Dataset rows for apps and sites

━━━━━━━━

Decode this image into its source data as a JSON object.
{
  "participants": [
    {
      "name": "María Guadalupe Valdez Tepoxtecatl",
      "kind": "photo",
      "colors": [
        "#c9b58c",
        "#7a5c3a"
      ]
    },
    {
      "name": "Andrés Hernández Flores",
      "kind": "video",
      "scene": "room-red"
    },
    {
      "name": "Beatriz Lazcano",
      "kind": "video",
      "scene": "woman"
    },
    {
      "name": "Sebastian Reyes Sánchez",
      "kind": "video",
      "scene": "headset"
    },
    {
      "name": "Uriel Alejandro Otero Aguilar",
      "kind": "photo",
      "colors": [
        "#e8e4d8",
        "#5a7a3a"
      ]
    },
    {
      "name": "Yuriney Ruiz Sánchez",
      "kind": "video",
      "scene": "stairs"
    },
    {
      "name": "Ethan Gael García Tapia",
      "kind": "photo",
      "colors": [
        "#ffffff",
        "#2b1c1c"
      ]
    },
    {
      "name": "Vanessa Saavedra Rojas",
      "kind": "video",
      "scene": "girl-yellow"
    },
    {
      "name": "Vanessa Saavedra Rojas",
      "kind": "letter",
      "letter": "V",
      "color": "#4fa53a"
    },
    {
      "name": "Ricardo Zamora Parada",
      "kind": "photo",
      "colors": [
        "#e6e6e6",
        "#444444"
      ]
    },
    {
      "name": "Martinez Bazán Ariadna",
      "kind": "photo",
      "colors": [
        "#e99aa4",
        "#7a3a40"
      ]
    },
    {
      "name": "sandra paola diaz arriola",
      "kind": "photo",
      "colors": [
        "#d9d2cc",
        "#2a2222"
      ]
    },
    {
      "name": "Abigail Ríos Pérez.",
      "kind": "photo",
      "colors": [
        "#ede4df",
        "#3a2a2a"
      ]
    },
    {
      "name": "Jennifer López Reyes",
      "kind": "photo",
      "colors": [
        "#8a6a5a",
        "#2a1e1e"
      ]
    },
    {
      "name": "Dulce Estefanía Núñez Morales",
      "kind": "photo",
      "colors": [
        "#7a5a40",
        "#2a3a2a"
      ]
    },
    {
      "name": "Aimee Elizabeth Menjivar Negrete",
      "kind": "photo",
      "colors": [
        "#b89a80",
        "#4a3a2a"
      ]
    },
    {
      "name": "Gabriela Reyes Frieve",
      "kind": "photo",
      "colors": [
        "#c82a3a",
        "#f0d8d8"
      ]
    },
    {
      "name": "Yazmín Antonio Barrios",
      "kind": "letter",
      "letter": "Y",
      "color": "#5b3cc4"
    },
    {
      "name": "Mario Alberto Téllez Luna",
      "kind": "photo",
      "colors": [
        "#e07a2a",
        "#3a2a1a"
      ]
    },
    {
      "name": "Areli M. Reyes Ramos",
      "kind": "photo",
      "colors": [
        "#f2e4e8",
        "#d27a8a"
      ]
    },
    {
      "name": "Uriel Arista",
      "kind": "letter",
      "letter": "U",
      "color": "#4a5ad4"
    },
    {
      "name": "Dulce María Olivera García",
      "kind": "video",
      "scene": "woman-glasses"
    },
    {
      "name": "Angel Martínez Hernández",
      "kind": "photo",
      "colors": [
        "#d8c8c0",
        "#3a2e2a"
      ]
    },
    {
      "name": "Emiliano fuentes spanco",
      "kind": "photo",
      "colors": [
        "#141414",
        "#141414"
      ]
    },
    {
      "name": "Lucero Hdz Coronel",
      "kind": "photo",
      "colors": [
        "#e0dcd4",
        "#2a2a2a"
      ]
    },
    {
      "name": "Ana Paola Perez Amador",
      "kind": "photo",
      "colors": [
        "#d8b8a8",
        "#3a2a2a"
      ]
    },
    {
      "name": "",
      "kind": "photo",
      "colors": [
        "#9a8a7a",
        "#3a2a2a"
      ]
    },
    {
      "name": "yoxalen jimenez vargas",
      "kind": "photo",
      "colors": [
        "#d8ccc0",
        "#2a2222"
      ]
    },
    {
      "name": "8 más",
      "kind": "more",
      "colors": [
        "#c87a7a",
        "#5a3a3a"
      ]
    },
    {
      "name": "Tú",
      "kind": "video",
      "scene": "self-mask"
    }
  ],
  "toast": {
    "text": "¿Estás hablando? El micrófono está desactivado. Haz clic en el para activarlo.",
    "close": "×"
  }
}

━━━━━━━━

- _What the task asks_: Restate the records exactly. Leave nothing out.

- _Answer area_:
Decode this image into its source data as a JSON object.
{
  "participants": [
    {
      "name": "María Guadalupe Valdez Tepoxtecatl",
      "kind": "photo",
      "colors": [
        "#c9b58c",
        "#7a5c3a"
      ]
    },
    {
      "name": "Andrés Hernández Flores",
      "kind": "video",
      "scene": "room-red"
    },
    {
      "name": "Beatriz Lazcano",
      "kind": "video",
      "scene": "woman"
    },
    {
      "name": "Sebastian Reyes Sánchez",
      "kind": "video",
      "scene": "headset"
    },
    {
      "name": "Uriel Alejandro Otero Aguilar",
      "kind": "photo",
      "colors": [
        "#e8e4d8",
        "#5a7a3a"
      ]
    },
    {
      "name": "Yuriney Ruiz Sánchez",
      "kind": "video",
      "scene": "stairs"
    },
    {
      "name": "Ethan Gael García Tapia",
      "kind": "photo",
      "colors": [
        "#ffffff",
        "#2b1c1c"
      ]
    },
    {
      "name": "Vanessa Saavedra Rojas",
      "kind": "video",
      "scene": "girl-yellow"
    },
    {
      "name": "Vanessa Saavedra Rojas",
      "kind": "letter",
      "letter": "V",
      "color": "#4fa53a"
    },
    {
      "name": "Ricardo Zamora Parada",
      "kind": "photo",
      "colors": [
        "#e6e6e6",
        "#444444"
      ]
    },
    {
      "name": "Martinez Bazán Ariadna",
      "kind": "photo",
      "colors": [
        "#e99aa4",
        "#7a3a40"
      ]
    },
    {
      "name": "sandra paola diaz arriola",
      "kind": "photo",
      "colors": [
        "#d9d2cc",
        "#2a2222"
      ]
    },
    {
      "name": "Abigail Ríos Pérez.",
      "kind": "photo",
      "colors": [
        "#ede4df",
        "#3a2a2a"
      ]
    },
    {
      "name": "Jennifer López Reyes",
      "kind": "photo",
      "colors": [
        "#8a6a5a",
        "#2a1e1e"
      ]
    },
    {
      "name": "Dulce Estefanía Núñez Morales",
      "kind": "photo",
      "colors": [
        "#7a5a40",
        "#2a3a2a"
      ]
    },
    {
      "name": "Aimee Elizabeth Menjivar Negrete",
      "kind": "photo",
      "colors": [
        "#b89a80",
        "#4a3a2a"
      ]
    },
    {
      "name": "Gabriela Reyes Frieve",
      "kind": "photo",
      "colors": [
        "#c82a3a",
        "#f0d8d8"
      ]
    },
    {
      "name": "Yazmín Antonio Barrios",
      "kind": "letter",
      "letter": "Y",
      "color": "#5b3cc4"
    },
    {
      "name": "Mario Alberto Téllez Luna",
      "kind": "photo",
      "colors": [
        "#e07a2a",
        "#3a2a1a"
      ]
    },
    {
      "name": "Areli M. Reyes Ramos",
      "kind": "photo",
      "colors": [
        "#f2e4e8",
        "#d27a8a"
      ]
    },
    {
      "name": "Uriel Arista",
      "kind": "letter",
      "letter": "U",
      "color": "#4a5ad4"
    },
    {
      "name": "Dulce María Olivera García",
      "kind": "video",
      "scene": "woman-glasses"
    },
    {
      "name": "Angel Martínez Hernández",
      "kind": "photo",
      "colors": [
        "#d8c8c0",
        "#3a2e2a"
      ]
    },
    {
      "name": "Emiliano fuentes spanco",
      "kind": "photo",
      "colors": [
        "#141414",
        "#141414"
      ]
    },
    {
      "name": "Lucero Hdz Coronel",
      "kind": "photo",
      "colors": [
        "#e0dcd4",
        "#2a2a2a"
      ]
    },
    {
      "name": "Ana Paola Perez Amador",
      "kind": "photo",
      "colors": [
        "#d8b8a8",
        "#3a2a2a"
      ]
    },
    {
      "name": "",
      "kind": "photo",
      "colors": [
        "#9a8a7a",
        "#3a2a2a"
      ]
    },
    {
      "name": "yoxalen jimenez vargas",
      "kind": "photo",
      "colors": [
        "#d8ccc0",
        "#2a2222"
      ]
    },
    {
      "name": "8 más",
      "kind": "more",
      "colors": [
        "#c87a7a",
        "#5a3a3a"
      ]
    },
    {
      "name": "Tú",
      "kind": "video",
      "scene": "self-mask"
    }
  ],
  "toast": {
    "text": "¿Estás hablando? El micrófono está desactivado. Haz clic en el para activarlo.",
    "close": "×"
  }
}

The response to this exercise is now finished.